This I Believe
In case you aren't familiar with "This I Believe," it was a five-minute CBS Radio Network Program, originally hosted by journalist Edward R. Murrow from 1951 to 1955. The show encourages both famous and everyday people to write short essays about their own personal motivation in life and then read them on the air. This I Believe became a cultural phenomenon that stressed individual belief rather than religious dogma. Its popularity both developed and waned within the era of US Senator Joseph McCarthy and the Cold War.
Contemporarily, in May 2009, This I Believe, Inc. moved its broadcast operations to the Public Radio International (PRI) program Bob Edwards Weekend and the related Sirius XM program The Bob Edwards Show. These programs feature a weekly This I Believe segment which airs first on Fridays on Sirius XM then on the following weekend on PRI's Bob Edwards Weekend. Beginning in September 2010, Edwards has each week been airing a new contemporary This I Believe essay, written by one of the tens of thousands of listeners who have submitted essays to This I Believe, Inc. since the beginning of their public radio series in 2005.
I believe that it is important to listen to what your gut is telling you and take time to nurture your soul. The following is my modest contribution to Mr. Murrow's "This I Believe" legacy.
Being born with a disability has made me a stronger person. My spirit is larger than my physical body. My spirit is what is connected to the Universe and my gift from God. But being disabled has brought experiences into my life that have taught me determination, empathy, creativity and communication skills that I don’t know that I would have if I was not disabled.
I know I truly did marry my soul mate, because as corny as it sounds, yes, he does complete me.
I know I will never have another bond with an animal like I had with my late dog, Ernie. He was meant to be my doggie angel on earth. And now in heaven, he is watching over me, along side with my mom and my grandparents.
I believe for all the things I do understand, there are just as many things that I don’t. And that is okay. Life is the blessing we are given to try to figure it all out along the way.
I expect that a person should take responsibility for his or her actions. And even when a person is victimized, they have a choice about being a victim. I hate that cruel and evil things happen in this world, but I think we all have choice to how we react to such actions.
One day I know I will be a published author and a distinguished speaker on a lecture circuit. Note I didn’t say bestseller or highly paid. Not because I feel I’m not worthy of such adjectives, but rather, that money just doesn’t motivate me. I’m blessed to live comfortably and share what I can. As I often say, you aren’t going to take it with you.
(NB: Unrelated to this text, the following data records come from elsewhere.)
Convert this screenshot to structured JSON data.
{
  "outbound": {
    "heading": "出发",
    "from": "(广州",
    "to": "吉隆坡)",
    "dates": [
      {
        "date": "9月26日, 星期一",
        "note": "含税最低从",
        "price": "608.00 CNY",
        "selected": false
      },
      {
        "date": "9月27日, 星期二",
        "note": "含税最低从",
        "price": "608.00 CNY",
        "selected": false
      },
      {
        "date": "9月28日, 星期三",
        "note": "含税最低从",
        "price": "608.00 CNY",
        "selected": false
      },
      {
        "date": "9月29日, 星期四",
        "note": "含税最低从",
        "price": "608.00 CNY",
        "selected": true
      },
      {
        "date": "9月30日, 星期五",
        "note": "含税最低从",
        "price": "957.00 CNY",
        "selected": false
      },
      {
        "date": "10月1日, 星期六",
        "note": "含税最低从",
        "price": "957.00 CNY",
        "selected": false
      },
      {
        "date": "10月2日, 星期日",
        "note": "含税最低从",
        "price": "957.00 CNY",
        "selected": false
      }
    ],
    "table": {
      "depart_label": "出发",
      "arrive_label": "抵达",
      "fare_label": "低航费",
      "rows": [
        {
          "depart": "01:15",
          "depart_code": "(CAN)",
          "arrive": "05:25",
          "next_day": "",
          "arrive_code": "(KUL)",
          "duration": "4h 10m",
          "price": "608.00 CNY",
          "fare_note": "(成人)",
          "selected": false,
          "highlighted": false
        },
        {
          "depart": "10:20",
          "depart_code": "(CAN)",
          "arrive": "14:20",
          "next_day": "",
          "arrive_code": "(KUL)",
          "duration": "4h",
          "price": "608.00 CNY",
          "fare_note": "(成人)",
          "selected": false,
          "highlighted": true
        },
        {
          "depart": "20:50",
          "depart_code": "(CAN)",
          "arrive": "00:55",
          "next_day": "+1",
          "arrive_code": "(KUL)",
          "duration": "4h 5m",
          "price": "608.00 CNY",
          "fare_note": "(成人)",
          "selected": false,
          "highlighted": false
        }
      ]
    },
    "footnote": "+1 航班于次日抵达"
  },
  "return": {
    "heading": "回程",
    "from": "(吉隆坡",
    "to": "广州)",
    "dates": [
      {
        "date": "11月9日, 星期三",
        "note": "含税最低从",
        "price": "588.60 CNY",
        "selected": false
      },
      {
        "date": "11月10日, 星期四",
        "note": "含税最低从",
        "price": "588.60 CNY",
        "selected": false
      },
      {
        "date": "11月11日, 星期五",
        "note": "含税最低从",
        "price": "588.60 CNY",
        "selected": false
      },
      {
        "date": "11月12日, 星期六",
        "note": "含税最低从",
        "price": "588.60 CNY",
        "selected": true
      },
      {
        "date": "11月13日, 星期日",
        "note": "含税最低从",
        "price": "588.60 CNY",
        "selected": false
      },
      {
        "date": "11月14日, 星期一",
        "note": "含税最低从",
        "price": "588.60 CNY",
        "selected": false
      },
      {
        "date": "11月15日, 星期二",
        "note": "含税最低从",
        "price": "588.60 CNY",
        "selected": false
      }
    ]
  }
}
So what is your "This I Believe?"
I admire Murrow a lot for simply his journalistic integrity, something we sadly don't see a lot of in today's info-tainment heavy media. But beyond that what I resonates with me about "This I Believe" is it encourages courage. It takes a moment of objectivity, and allows for a moral footnote of subjectivity. Every side has a story. Every microphone can be a pulpit for opinion. It is the great thought leaders, however, who recognize that opportunity. And hopefully commentate on a life better for us all.